- The Turn to Address-Based Sampling
- Big Data Insights and Predictive Analytics
- Nonresponse and Bias Trends in Telephonic Probability Samples
- The Status of Telephone Interviewing in the US
- Non-probability Samples: Emerging Methods & Models for High Quality Research
- Choosing the Right Methodology for Your Survey Research Project
David Dutwin, SSRS EVP, examines the history of Address-Based Sampling, as well as its advantages and challenges.
Big data means big opportunity. In a new landscape focused on insights – derived faster and cheaper than ever before – one might ask how survey research and social science, more broadly, can fit or add value.
Participation in telephone surveys has been on a downward decline nearly since the popularization of telephonic research (see Curtin et al, 2000). How low have they gotten, and to what effect? Can we still have confidence that survey results from telephone surveys are valid and reliable?
Telephone interviewing in the U.S. has enjoyed a golden age for a number of decades. This age was characterized by efficient samples, modest if not at times high participation, and simple, widespread coverage. Unfortunately, those days are past.
SSRS, in partnership with the Data Science team at the University of Massachusetts-Boston, have conducted over two years of research and development on the use of non-probability samples in social science research.

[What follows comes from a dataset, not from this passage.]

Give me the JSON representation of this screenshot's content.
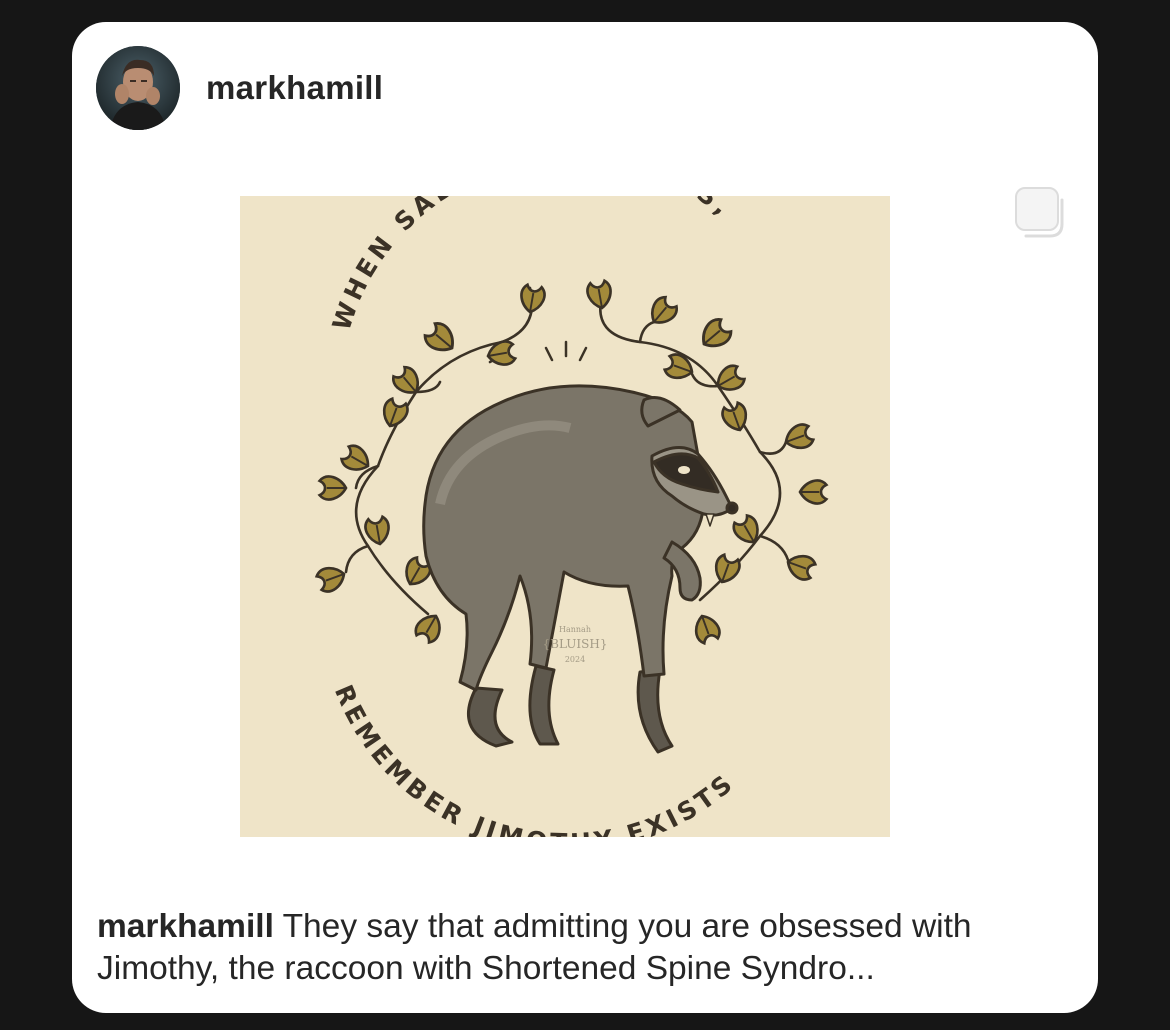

When it comes to determining research methodology, researchers these days have many options. The breadth of options available to survey researchers today is a boon, providing flexibility of cost, quality, and timing. So how do researchers choose?